| Data for analysis |
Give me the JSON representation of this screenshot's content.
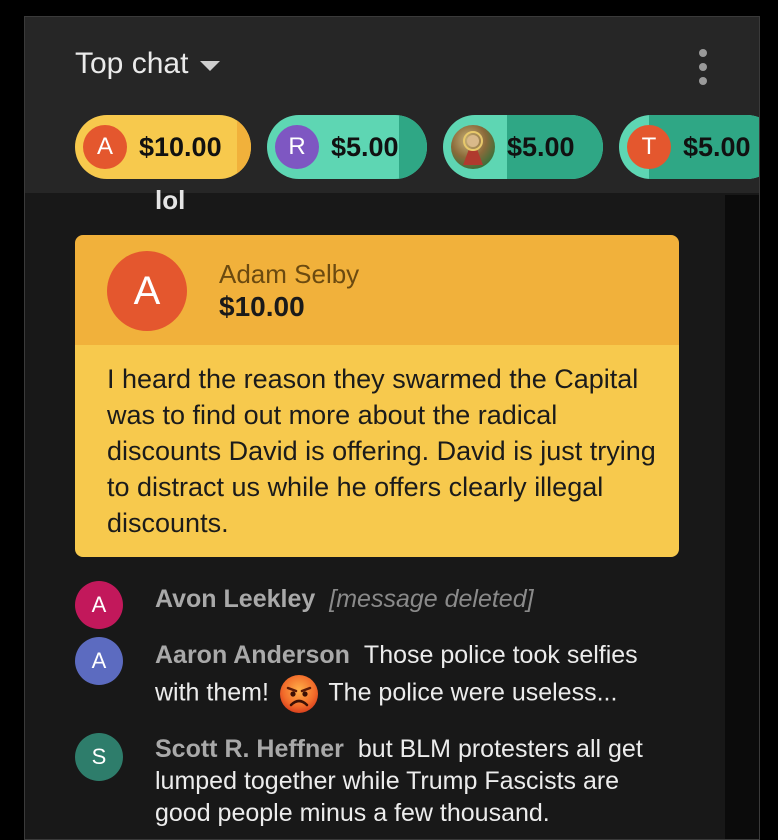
{
  "header": {
    "title": "Top chat"
  },
  "tickers": [
    {
      "initial": "A",
      "amount": "$10.00",
      "color": "#e4572e",
      "progress": 0.92
    },
    {
      "initial": "R",
      "amount": "$5.00",
      "color": "#7e57c2",
      "progress": 0.82
    },
    {
      "initial": "",
      "amount": "$5.00",
      "color": "#8e6a3c",
      "progress": 0.4
    },
    {
      "initial": "T",
      "amount": "$5.00",
      "color": "#e4572e",
      "progress": 0.19
    }
  ],
  "partial_message": {
    "text": "lol"
  },
  "superchat": {
    "initial": "A",
    "author": "Adam Selby",
    "amount": "$10.00",
    "message": "I heard the reason they swarmed the Capital was to find out more about the radical discounts David is offering. David is just trying to distract us while he offers clearly illegal discounts."
  },
  "messages": [
    {
      "initial": "A",
      "author": "Avon Leekley",
      "deleted_text": "[message deleted]",
      "color": "#c2185b"
    },
    {
      "initial": "A",
      "author": "Aaron Anderson",
      "text_before": "Those police took selfies with them!",
      "emoji": "angry-face",
      "text_after": "The police were useless...",
      "color": "#5c6bc0"
    },
    {
      "initial": "S",
      "author": "Scott R. Heffner",
      "text": "but BLM protesters all get lumped together while Trump Fascists are good people minus a few thousand.",
      "color": "#2e7d6b"
    }
  ]
}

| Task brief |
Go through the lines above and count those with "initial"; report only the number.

| Written response |
8